Print each record exactly as it appears, but drop the images.

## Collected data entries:
···
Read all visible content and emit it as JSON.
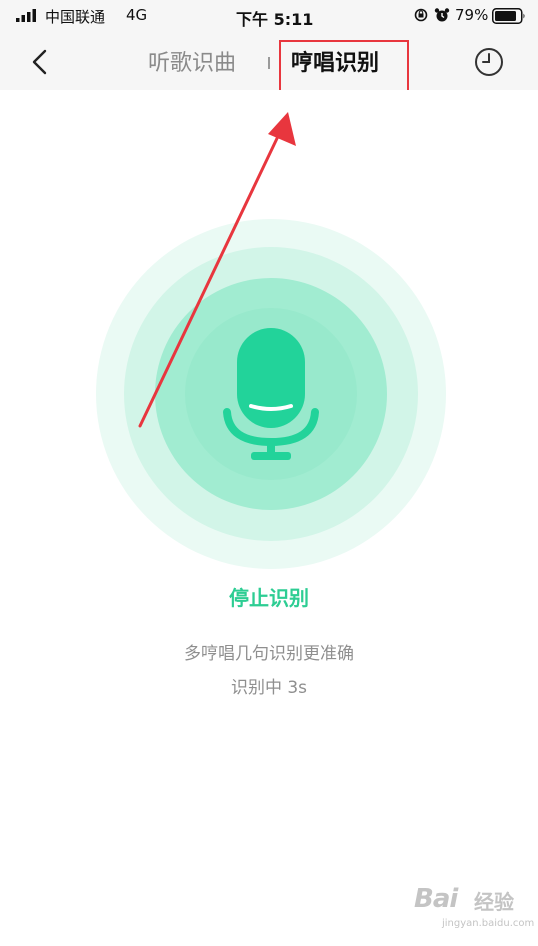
{
  "status_bar": {
    "carrier": "中国联通",
    "network": "4G",
    "time": "下午 5:11",
    "battery": "79%"
  },
  "nav": {
    "tab_listen": "听歌识曲",
    "tab_hum": "哼唱识别"
  },
  "main": {
    "stop_label": "停止识别",
    "hint": "多哼唱几句识别更准确",
    "status": "识别中 3s"
  },
  "watermark": {
    "brand": "Bai",
    "sub": "经验",
    "url": "jingyan.baidu.com"
  },
  "colors": {
    "accent": "#2dcd93",
    "mic": "#22d39a",
    "annotation": "#e8363e",
    "tab_active": "#111111",
    "tab_inactive": "#8a8a8a"
  },
  "icons": {
    "back": "chevron-left-icon",
    "history": "clock-icon",
    "mic": "microphone-icon"
  }
}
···
## Exercise output:
Read all visible content and emit it as JSON.
{
  "status_bar": {
    "carrier": "中国联通",
    "network": "4G",
    "time": "下午 5:11",
    "battery": "79%"
  },
  "nav": {
    "tab_listen": "听歌识曲",
    "tab_hum": "哼唱识别"
  },
  "main": {
    "stop_label": "停止识别",
    "hint": "多哼唱几句识别更准确",
    "status": "识别中 3s"
  },
  "watermark": {
    "brand": "Bai",
    "sub": "经验",
    "url": "jingyan.baidu.com"
  },
  "colors": {
    "accent": "#2dcd93",
    "mic": "#22d39a",
    "annotation": "#e8363e",
    "tab_active": "#111111",
    "tab_inactive": "#8a8a8a"
  },
  "icons": {
    "back": "chevron-left-icon",
    "history": "clock-icon",
    "mic": "microphone-icon"
  }
}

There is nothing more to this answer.